The ruling came down late Friday.
In it, Col s said the law violates both Wisconsin's and U.S. Constitutions and found in favor of the plaintiffs, including
Madison Teachers, Inc.
Van Hollen says because Col s' ruling declared the law - as it applies to county, city and school district workers "null and void" - it does not exist. That is why he wishes to have the ruling stayed.
"(We don't know) what position they are in, with regards to labor negotiations. So we don't know off-hand, and how urgently it impacts, directly, these many numerous units of local government. That's something that, obviously we're going to learn more about as they start to speak up."
Col s' decision in favor of the plaintiffs does not impact state employees or those in the University of Wisconsin System.
Walker: The law will be upheld
At an event in Minneapolis over the weekend, Governor Walker fielded questions from the media regarding the Friday ruling.
Walker said if a stay isn't granted, and the ruling is eventually overturned, the result could be chaotic.
"It would be incredibly challenging for schools - right now in the middle of their school year, in the middle of a tax levy year - to have to make that sorts of changes,” explained Walker. “And it potentially would put a great number of employees - at the local level, in our school districts and local governments - at risk."
"The law, just as it was last year, will be upheld," said Walker.
You may remember in
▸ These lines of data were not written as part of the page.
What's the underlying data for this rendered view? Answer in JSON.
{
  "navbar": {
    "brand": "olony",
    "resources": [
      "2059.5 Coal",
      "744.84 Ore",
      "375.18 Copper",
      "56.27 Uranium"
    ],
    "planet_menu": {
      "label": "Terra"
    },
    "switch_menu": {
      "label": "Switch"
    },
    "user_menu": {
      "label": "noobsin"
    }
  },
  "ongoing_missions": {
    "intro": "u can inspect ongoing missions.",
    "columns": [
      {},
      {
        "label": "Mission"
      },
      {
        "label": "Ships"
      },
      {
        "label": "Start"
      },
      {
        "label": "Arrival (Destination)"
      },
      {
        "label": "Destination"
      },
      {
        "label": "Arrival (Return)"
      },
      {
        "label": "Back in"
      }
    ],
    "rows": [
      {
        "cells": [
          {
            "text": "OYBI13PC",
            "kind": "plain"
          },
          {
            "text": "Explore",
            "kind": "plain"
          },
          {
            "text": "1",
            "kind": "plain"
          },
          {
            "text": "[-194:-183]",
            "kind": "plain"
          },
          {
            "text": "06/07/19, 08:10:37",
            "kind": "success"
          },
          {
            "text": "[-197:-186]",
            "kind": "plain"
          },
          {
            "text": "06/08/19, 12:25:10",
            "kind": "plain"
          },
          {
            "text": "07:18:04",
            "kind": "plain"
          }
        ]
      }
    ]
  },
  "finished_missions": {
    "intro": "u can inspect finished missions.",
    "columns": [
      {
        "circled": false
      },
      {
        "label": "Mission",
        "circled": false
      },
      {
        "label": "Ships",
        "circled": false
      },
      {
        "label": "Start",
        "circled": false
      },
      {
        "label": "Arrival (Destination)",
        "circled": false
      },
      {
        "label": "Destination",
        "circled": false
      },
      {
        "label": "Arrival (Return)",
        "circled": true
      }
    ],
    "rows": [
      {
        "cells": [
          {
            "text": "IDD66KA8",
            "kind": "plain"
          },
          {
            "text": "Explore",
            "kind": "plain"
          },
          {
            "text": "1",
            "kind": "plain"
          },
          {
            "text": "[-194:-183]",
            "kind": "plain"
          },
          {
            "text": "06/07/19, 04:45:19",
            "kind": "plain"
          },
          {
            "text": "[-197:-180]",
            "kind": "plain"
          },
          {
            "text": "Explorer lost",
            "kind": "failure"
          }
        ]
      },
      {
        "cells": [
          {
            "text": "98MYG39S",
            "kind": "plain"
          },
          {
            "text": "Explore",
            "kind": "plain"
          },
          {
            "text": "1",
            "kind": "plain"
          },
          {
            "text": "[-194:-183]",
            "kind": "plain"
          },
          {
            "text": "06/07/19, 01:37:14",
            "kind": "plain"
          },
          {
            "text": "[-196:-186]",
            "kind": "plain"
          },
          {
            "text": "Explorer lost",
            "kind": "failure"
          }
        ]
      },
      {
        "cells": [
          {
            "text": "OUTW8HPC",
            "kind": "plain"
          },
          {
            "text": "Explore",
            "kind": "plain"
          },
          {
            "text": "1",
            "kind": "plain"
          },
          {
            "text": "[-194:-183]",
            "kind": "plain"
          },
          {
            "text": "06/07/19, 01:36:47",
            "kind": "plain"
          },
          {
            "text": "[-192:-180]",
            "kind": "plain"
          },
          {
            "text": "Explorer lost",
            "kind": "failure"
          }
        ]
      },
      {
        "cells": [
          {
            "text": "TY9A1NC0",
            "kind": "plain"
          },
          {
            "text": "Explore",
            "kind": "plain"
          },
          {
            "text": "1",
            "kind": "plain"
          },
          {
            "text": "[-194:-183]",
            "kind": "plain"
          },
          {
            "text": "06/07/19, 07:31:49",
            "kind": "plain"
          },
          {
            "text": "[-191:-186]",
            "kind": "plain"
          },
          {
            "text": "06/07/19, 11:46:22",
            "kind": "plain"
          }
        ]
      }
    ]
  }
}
May 2011, Dane County Circuit Judge Maryann Sumi ruled that Republican legislators violated Wisconsin's open meetings law, making the collective bargaining law void.
June of 2011, the Wisconsin Supreme Court, in a 4-3 decision, ruled that Sumi overstepped her authority when declaring the law void.
Green Bay labor attorney Jim Kalny says the legal battle surrounding the ruling could go on for months.
But its impact could be more immediate.
"Because the people it applies to in Dane County are Governor Scott Walker and the Wisconsin Employment Relations Commission, consequently, if there's orders that are binding on them, it probably will at least - would assume, would seem to have statewide impact," explained Kalny, an attorney with Davis-Kuelthau, who specializes in representing municipalities and school districts in labor matters.